City announces names of St. Paul police chief examining committee members

St. Paul leaders have announced the names of those who will be serving on the city’s Chief of Police Examining Committee.

According to the city, Sasha Cotton and Kathy Lantry will co-chair the committee, which will start meeting in either late May or early June, and once the police chief position is posted.

Cotton is currently the director of the Minneapolis Office of Violence Prevention (Minneapolis OVP). She is a lifelong St. Paul resident with ties to the Rondo/Summit-University neighborhood.

Lantry represented Ward 7 on the St. Paul City Council for almost 18 years, including serving as council present for 11 of those years. In March 2015, Lantry was appointed by former Mayor Chris Coleman to serve as the director of Public Works. She held that position until her retirement in March 2020.

Other members of the 39 person committee are:

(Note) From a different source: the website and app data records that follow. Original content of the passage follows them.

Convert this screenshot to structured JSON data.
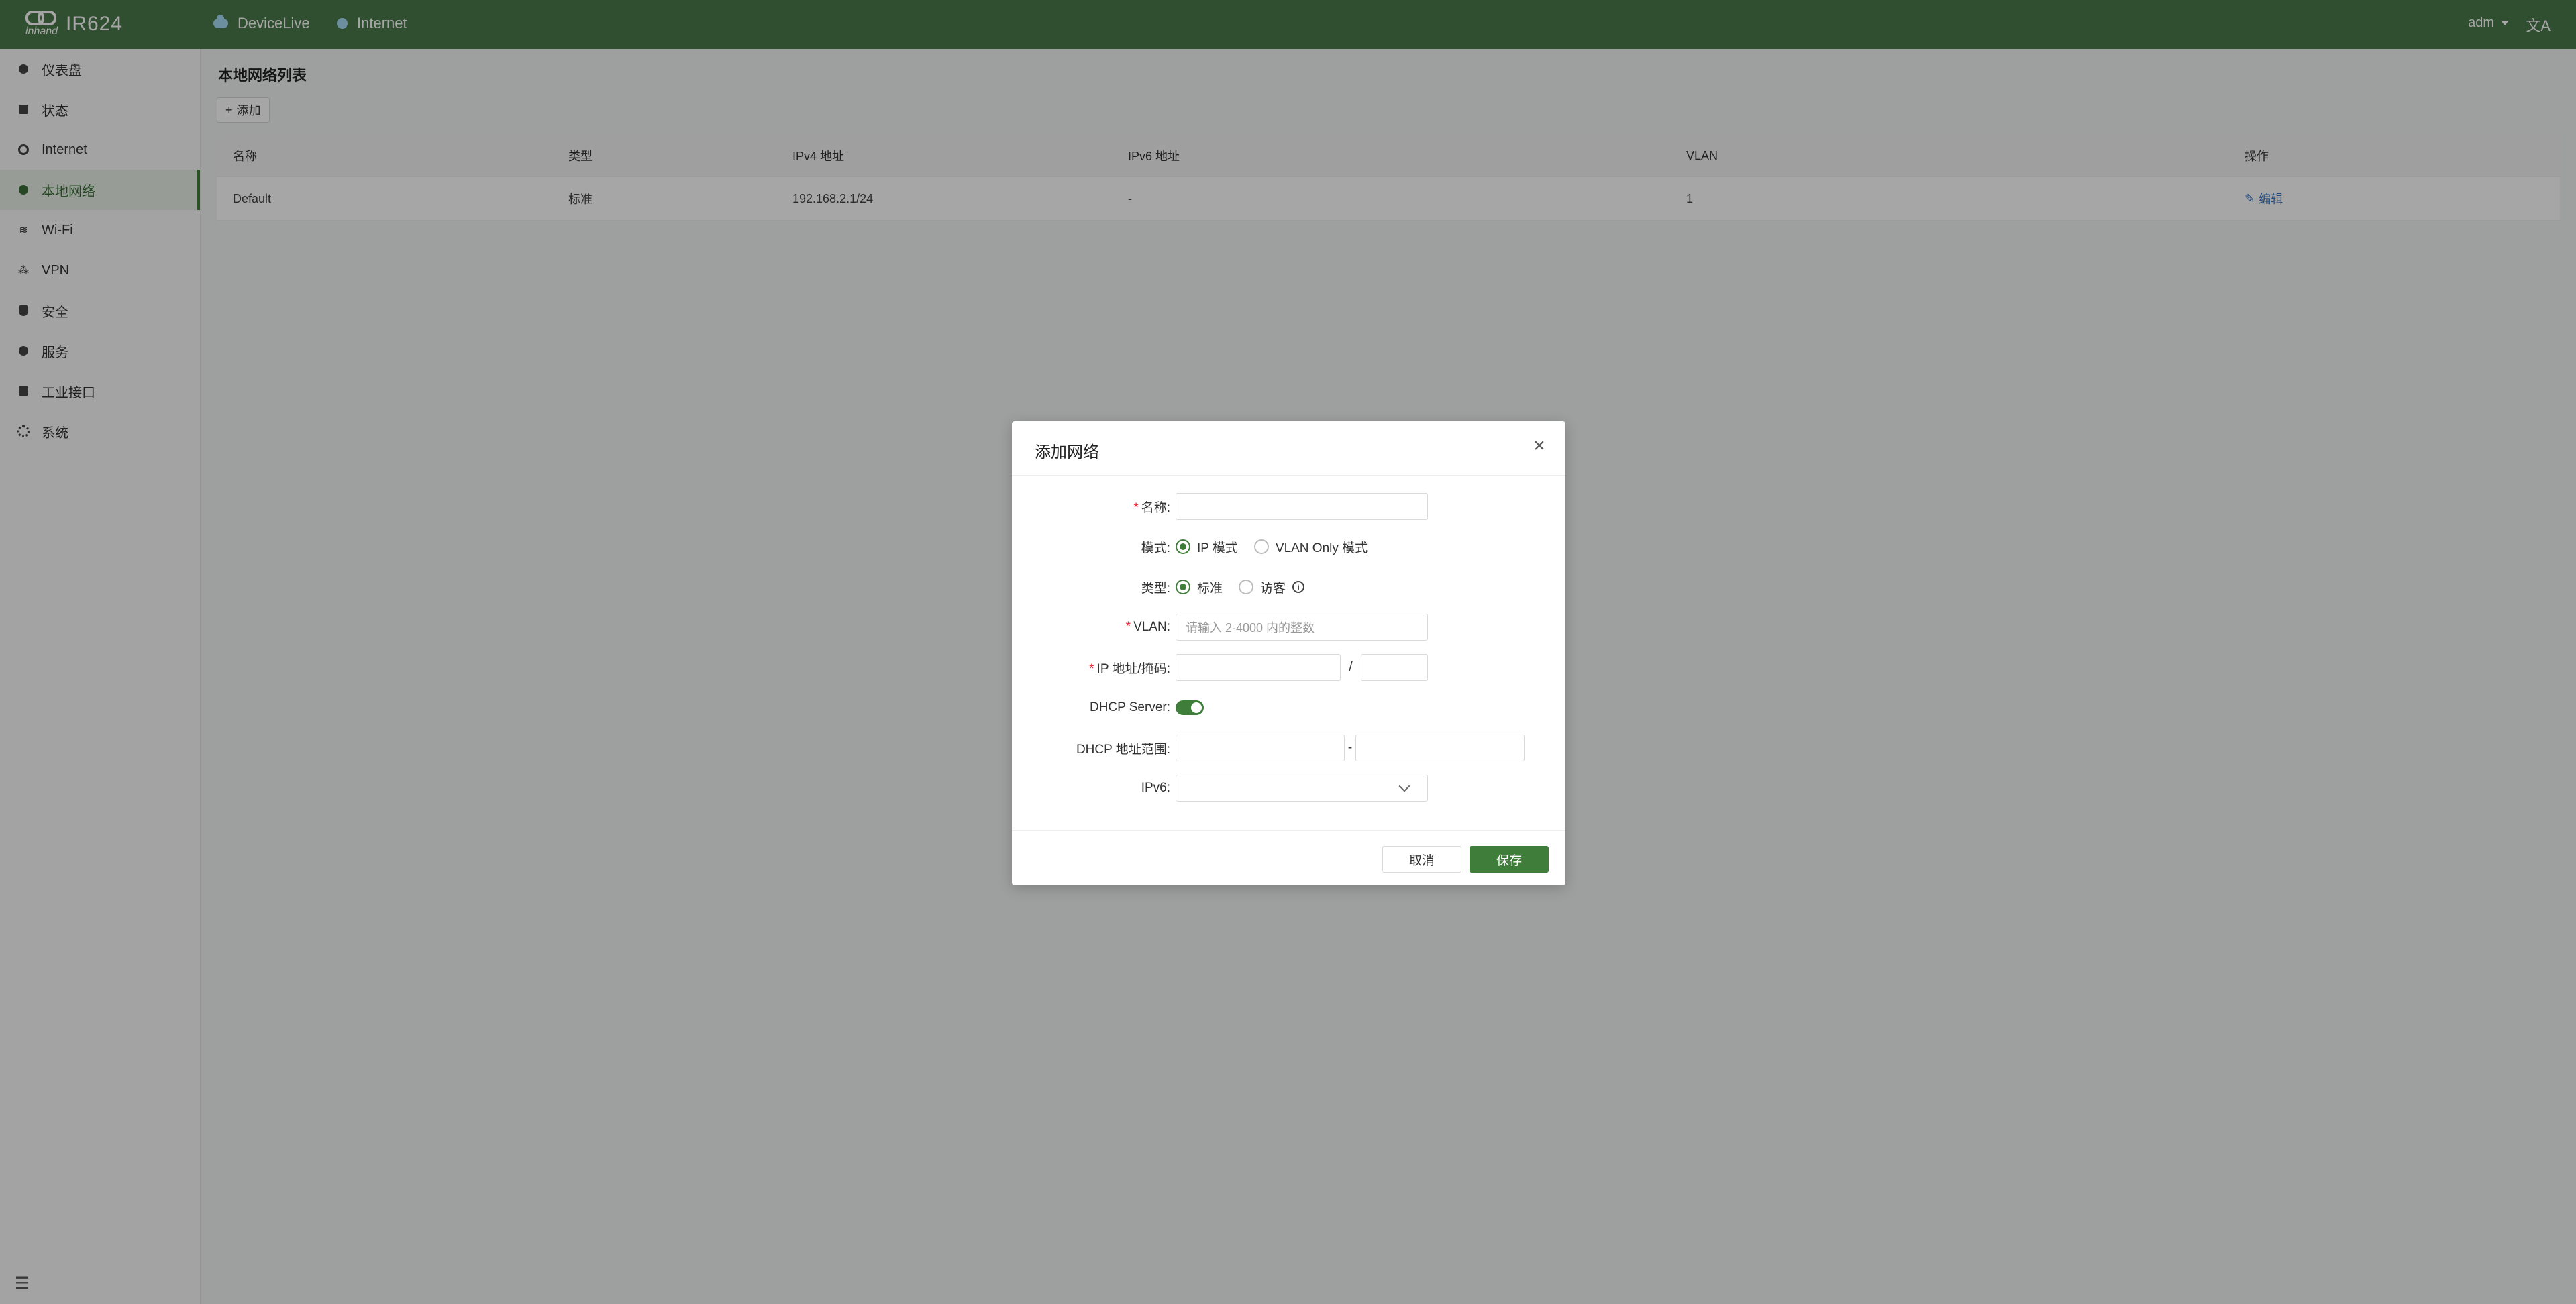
{
  "header": {
    "product": "IR624",
    "brand": "inhand",
    "status_items": [
      {
        "label": "DeviceLive",
        "icon": "cloud-icon"
      },
      {
        "label": "Internet",
        "icon": "status-dot-icon"
      }
    ],
    "user": "adm",
    "lang_icon": "translate-icon"
  },
  "sidebar": {
    "items": [
      {
        "label": "仪表盘",
        "icon": "dashboard-icon"
      },
      {
        "label": "状态",
        "icon": "status-icon"
      },
      {
        "label": "Internet",
        "icon": "internet-icon"
      },
      {
        "label": "本地网络",
        "icon": "local-network-icon",
        "active": true
      },
      {
        "label": "Wi-Fi",
        "icon": "wifi-icon"
      },
      {
        "label": "VPN",
        "icon": "vpn-icon"
      },
      {
        "label": "安全",
        "icon": "shield-icon"
      },
      {
        "label": "服务",
        "icon": "service-icon"
      },
      {
        "label": "工业接口",
        "icon": "industrial-interface-icon"
      },
      {
        "label": "系统",
        "icon": "gear-icon"
      }
    ]
  },
  "main": {
    "title": "本地网络列表",
    "add_label": "添加",
    "table": {
      "columns": [
        "名称",
        "类型",
        "IPv4 地址",
        "IPv6 地址",
        "VLAN",
        "操作"
      ],
      "rows": [
        {
          "name": "Default",
          "type": "标准",
          "ipv4": "192.168.2.1/24",
          "ipv6": "-",
          "vlan": "1",
          "action": "编辑"
        }
      ]
    }
  },
  "modal": {
    "title": "添加网络",
    "fields": {
      "name_label": "名称:",
      "mode_label": "模式:",
      "mode_options": [
        "IP 模式",
        "VLAN Only 模式"
      ],
      "type_label": "类型:",
      "type_options": [
        "标准",
        "访客"
      ],
      "vlan_label": "VLAN:",
      "vlan_placeholder": "请输入 2-4000 内的整数",
      "ip_label": "IP 地址/掩码:",
      "ip_separator": "/",
      "dhcp_label": "DHCP Server:",
      "dhcp_range_label": "DHCP 地址范围:",
      "dhcp_range_separator": "-",
      "ipv6_label": "IPv6:"
    },
    "cancel_label": "取消",
    "save_label": "保存"
  }
}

  • Hao Nguyen – Ramsey County Attorney’s Office
  • Mike Martin – Ramsey County Sheriff’s Office
  • Mark Ross – St. Paul Police Federation
  • Deborah Montgomery – Representative of the Latino, Black, Asian and Somali-American Police Officers Associations
  • Juan Lozoya – Representative of the Latino, Black, Asian and Somali-American Police Officers Associations
  • Lyndsey Olson – St. Paul City Attorney
  • Rev. Richard Pittman – St. Paul NAACP
  • Erin Hayes – Human Rights Commission/PCIARC
  • Mike Hang – Hmong 18 Council
  • Chauntyll Allen – St. Paul Public Schools Board Member
  • Laurie Olson – Dir. of Security and Emergency Management of St. Paul Public Schools
  • Shelley Cline – Executive Director of the St. Paul Intervention Project
  • Kim Gans – Public Housing Authority
  • B Kyle – St. Paul Area Chamber of Commerce
  • John Bandemer – Downtown Business
  • Laurie Marsh – Human Resources Director, EcoLab
  • Alyssa Schlander – Senior Director, Public Affairs and Asst. Gen. Counsel, Securian Financial
  • Christine Michels – Director of Housing Stability and Opportunity, Catholic Charities
  • Ahmed Anshur – Community/ISAIAH
  • Manny Munson-Regala – Community member
  • Cheniqua Johnson – Community member
  • Nick Kellum – Community member
  • Robert McClain – Community member
  • Charles Gill – Community member
  • Samuel Clark – Community member
  • Rosa Tock – Community member
  • Jonathan Ortiz – Community member
  • Erin Delany – Community member
  • Lucy Gerold – Community member
  • Kaarin Long – Community member
  • George Twoo – Community member
  • Karen Larson – Community member
  • Ryan Vue – Youth
  • Chikasmo Chijioke – Youth
  • Abshir Ali – Youth

The city still needs to announce the names of two others who will give a perspective from Ramsey County District Court and the Office of Neighborhood Safety.

Police Chief Todd Axtell announced last October he wouldn’t pursue a second term when his current term ends in June. Axtell has served on the department for more than 30 years.

RELATED: St. Paul Police Chief Todd Axtell announces he is leaving department next summer

The committee will review position applications, do interviews, and recommend five candidates to St. Paul Mayor Melvin Carter.

Carter will then choose a new police chief, whose term will last for six years starting in June 2022.

The committee was created by the St. Paul City Council.

Cotton and Lantry’s positions will be finalized once voted on by members of the council. Currently, the council is scheduled to receive the first reading on April 27.

A public hearing will then be held May 4, and final voting must be done by May 11.

A full list of committee members, which is made of community members and leaders of both St. Paul and Ramsey County, can be found by CLICKING HERE.

The move comes as Axtell says the department has been losing officers at such a high rate that the department is about 100 officers below their authorized strength of 620 sworn officers.

As previously reported, Carter has announced he would accept a $3.7 million federal grant to help hire as many as 80 new police officers this year.

RELATED: Mayor Carter commits to replenishing St. Paul police force with up to 80 new hires

Earlier in 2022, Axtell sent a letter to Carter, and urged the need for a new contract and a wage increase for officers. Axtell said the strained officers have been without a contract for more than a year, adding the city is losing police to other departments who are offering better benefits and wages.

RELATED: St. Paul police chief sends letter to mayor underlining need for officer wage increase

Carter won his reelection bid last November. Some of his opponents blamed Carter for Axtell’s departure.